In the nicest possible way, the state’s business leaders are calling out the failure of the special session to advance meaningful tax reform in Louisiana.

Before the final numbers were in for the special session, the Committee of 100 for Economic Development issued a statement about the failure of the bills to balance the budget — even “after cuts in spending by Gov. (John Bel) Edwards to the maximum allowed by law.”

The committee’s statement was a serious recognition of the continuing financial difficulties confronting the state. “Because we are now facing the eighth consecutive year of midyear cuts caused by budgets based on grossly overestimated revenues and underestimated expenses … our options are extraordinarily limited,” the committee said. “The $2 billion of midyear cuts since 2008 have burned through our safety margins and reserves while we have experienced multiple years of disinvestment in higher education and health care, both of which facilitate the success and well-being of our citizens and our economy.”

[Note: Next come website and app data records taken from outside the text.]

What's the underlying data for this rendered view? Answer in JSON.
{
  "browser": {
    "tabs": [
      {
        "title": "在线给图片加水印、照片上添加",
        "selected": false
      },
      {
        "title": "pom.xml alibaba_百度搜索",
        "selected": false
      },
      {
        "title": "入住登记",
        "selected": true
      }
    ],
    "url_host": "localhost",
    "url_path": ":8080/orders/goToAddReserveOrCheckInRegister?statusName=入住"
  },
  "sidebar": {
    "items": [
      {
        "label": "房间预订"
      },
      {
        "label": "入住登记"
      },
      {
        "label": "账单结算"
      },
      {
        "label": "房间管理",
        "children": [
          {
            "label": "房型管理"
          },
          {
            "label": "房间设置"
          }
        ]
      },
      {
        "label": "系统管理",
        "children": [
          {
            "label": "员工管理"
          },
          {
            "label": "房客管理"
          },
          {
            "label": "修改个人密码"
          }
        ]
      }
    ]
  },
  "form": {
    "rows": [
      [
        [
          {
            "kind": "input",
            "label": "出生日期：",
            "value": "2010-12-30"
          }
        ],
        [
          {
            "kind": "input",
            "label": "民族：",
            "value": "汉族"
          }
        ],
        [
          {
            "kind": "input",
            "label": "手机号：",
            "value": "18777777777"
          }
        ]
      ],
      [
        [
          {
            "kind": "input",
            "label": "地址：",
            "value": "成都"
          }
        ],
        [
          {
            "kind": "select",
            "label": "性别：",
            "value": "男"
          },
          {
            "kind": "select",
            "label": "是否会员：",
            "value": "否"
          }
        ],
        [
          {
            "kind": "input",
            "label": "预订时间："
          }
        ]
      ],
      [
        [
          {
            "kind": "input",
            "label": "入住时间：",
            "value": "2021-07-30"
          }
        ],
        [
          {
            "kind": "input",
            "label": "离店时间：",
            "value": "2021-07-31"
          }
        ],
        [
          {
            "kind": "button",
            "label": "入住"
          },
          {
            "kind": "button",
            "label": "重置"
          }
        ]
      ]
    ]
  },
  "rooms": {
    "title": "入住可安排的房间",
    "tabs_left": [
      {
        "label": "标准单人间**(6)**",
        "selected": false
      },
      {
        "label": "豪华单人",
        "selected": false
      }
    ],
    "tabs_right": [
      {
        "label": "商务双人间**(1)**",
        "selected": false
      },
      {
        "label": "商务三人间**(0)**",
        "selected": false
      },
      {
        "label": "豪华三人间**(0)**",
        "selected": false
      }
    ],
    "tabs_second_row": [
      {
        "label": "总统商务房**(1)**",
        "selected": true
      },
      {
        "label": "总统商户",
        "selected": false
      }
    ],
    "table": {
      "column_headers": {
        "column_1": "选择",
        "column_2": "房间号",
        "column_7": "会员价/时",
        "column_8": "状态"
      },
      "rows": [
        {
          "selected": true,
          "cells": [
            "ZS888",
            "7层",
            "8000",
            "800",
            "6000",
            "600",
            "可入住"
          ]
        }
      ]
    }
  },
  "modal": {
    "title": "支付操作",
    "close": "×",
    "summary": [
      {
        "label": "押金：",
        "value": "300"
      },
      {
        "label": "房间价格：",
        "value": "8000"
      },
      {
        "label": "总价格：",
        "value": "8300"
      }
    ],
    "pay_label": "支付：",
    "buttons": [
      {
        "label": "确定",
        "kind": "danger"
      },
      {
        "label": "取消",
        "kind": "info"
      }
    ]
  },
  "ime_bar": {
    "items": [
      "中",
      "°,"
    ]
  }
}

Colleges’ accreditation is among the valuable assets at risk, the statement said, as are the public-private partnerships overseeing public hospitals.

The record of the special session was in short-term fixes, particularly the bills making Louisiana the highest state in the nation for combined state and local sales taxes.

The sales taxes, the committee said, “will create the revenue that our state needs quickly but is not a sound means of financing our state’s operations for any longer than is necessary.”

The upshot of the special session was that more cuts are necessary before June 30, and the budget is an estimated $750 million shy of operating costs for the new year beginning July 1.

We hope that the message of the Committee of 100 is heard by legislators. Short-term fixes are not enough.

The committee worked with the nonpartisan Tax Foundation to generate tax options that replace Louisiana’s out-of-date revenue system. It is available at The study — and not the committee’s alone, but others by reputable researchers — require that lawmakers not only patch today’s budget hole but generate future tax growth that will pay for state obligations, not push them off into future years.

That’s how, as the committee’s statement reminds lawmakers, we got into this mess.